[Dataset entries]
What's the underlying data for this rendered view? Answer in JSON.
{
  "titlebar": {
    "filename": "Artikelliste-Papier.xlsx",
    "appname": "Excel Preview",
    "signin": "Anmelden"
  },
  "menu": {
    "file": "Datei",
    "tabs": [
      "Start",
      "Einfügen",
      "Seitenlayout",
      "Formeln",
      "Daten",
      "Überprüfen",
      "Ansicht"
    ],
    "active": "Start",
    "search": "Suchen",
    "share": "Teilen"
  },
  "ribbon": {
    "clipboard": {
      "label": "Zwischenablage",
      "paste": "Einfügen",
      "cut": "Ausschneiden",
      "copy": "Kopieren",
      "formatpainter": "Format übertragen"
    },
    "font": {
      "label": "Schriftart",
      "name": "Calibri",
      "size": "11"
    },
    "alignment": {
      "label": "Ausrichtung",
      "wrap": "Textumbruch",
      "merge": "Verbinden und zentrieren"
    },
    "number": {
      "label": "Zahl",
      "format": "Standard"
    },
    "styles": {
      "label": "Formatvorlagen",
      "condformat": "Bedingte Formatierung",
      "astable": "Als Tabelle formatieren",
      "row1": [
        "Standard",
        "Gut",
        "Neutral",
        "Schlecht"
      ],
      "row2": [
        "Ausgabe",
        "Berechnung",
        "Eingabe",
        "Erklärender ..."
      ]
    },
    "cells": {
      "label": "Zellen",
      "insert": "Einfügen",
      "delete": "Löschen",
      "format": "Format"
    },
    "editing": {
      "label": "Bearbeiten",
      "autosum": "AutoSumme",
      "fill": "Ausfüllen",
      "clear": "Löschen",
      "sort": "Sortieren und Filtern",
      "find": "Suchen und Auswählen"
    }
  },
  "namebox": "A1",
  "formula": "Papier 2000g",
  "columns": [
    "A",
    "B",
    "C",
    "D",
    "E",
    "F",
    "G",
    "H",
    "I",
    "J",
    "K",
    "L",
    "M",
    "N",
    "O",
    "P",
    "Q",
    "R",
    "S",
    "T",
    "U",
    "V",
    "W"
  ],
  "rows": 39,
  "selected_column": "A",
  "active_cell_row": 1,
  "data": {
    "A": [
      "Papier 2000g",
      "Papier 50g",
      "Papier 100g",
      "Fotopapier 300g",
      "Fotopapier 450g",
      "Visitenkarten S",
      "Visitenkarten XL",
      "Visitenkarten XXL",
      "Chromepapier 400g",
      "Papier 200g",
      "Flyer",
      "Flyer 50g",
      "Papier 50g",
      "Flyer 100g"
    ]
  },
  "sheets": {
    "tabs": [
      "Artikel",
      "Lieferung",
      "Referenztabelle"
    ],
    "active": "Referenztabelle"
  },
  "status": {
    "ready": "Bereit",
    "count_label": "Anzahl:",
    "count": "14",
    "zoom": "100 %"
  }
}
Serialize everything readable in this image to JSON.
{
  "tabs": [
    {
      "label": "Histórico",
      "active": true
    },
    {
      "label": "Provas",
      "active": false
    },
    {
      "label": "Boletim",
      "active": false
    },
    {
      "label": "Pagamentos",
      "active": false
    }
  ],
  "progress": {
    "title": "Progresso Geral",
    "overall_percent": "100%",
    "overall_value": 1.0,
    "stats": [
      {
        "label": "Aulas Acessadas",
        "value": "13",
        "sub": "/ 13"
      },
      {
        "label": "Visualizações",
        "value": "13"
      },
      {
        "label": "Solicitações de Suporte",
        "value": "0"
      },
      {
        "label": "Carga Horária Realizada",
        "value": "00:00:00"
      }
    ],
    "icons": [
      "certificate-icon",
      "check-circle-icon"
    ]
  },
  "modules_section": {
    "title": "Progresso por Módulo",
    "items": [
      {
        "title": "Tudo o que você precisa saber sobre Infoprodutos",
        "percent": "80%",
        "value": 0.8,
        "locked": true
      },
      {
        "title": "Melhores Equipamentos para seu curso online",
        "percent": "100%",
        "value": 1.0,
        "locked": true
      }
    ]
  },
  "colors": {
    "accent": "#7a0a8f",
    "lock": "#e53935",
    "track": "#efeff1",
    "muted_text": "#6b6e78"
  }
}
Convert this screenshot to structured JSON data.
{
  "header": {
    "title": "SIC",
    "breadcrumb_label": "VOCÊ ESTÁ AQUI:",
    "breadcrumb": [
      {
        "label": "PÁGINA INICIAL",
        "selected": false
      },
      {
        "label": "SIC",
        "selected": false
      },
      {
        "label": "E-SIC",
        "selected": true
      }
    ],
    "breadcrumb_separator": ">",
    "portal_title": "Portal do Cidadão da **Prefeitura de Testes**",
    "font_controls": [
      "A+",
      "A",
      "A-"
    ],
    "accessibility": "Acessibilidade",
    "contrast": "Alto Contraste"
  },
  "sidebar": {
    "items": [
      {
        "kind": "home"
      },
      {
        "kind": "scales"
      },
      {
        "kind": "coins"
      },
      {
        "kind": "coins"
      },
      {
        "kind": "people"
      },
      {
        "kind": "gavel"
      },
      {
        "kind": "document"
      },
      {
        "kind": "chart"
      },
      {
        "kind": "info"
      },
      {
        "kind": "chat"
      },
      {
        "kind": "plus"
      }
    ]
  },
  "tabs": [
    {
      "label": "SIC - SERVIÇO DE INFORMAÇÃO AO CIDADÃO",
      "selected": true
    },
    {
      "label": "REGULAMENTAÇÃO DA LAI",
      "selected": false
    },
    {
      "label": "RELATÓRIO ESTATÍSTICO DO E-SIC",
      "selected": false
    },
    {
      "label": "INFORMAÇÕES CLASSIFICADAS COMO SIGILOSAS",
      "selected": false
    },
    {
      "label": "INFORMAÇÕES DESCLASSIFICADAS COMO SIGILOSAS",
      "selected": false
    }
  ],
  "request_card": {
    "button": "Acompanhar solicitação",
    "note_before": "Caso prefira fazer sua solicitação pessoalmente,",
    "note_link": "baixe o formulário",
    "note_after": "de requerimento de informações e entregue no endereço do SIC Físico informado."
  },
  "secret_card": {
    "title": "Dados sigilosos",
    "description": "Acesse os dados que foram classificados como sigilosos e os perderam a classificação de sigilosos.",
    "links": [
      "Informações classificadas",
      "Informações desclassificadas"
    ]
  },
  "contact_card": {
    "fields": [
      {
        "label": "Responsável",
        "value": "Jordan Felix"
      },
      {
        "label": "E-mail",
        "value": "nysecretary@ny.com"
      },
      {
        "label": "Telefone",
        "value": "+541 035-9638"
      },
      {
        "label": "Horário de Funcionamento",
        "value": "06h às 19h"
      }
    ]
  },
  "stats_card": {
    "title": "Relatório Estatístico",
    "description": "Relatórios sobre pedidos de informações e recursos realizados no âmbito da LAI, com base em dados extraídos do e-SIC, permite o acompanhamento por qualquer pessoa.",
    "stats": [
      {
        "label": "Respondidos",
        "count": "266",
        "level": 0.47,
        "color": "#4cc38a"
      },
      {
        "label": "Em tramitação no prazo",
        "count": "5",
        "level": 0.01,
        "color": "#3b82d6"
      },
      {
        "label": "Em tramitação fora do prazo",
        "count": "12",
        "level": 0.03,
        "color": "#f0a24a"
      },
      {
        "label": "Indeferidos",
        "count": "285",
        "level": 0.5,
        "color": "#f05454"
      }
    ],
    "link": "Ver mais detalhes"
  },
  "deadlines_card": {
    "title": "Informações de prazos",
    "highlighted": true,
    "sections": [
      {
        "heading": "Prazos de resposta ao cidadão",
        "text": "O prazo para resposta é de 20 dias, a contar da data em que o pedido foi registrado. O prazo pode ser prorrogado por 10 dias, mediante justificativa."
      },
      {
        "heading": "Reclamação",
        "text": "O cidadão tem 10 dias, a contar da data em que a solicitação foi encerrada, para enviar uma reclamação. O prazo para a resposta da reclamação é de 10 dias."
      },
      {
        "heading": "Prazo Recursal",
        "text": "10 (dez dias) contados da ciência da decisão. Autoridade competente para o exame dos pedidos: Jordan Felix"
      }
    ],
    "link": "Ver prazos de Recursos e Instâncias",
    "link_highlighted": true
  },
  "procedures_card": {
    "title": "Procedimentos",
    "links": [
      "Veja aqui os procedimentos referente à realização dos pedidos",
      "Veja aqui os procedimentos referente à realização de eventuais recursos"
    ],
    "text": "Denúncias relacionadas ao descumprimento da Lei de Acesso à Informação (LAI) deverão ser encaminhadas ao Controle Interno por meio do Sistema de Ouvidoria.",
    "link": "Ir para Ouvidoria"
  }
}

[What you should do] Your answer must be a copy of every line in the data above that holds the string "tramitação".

[Result]
        "label": "Em tramitação no prazo",
        "label": "Em tramitação fora do prazo",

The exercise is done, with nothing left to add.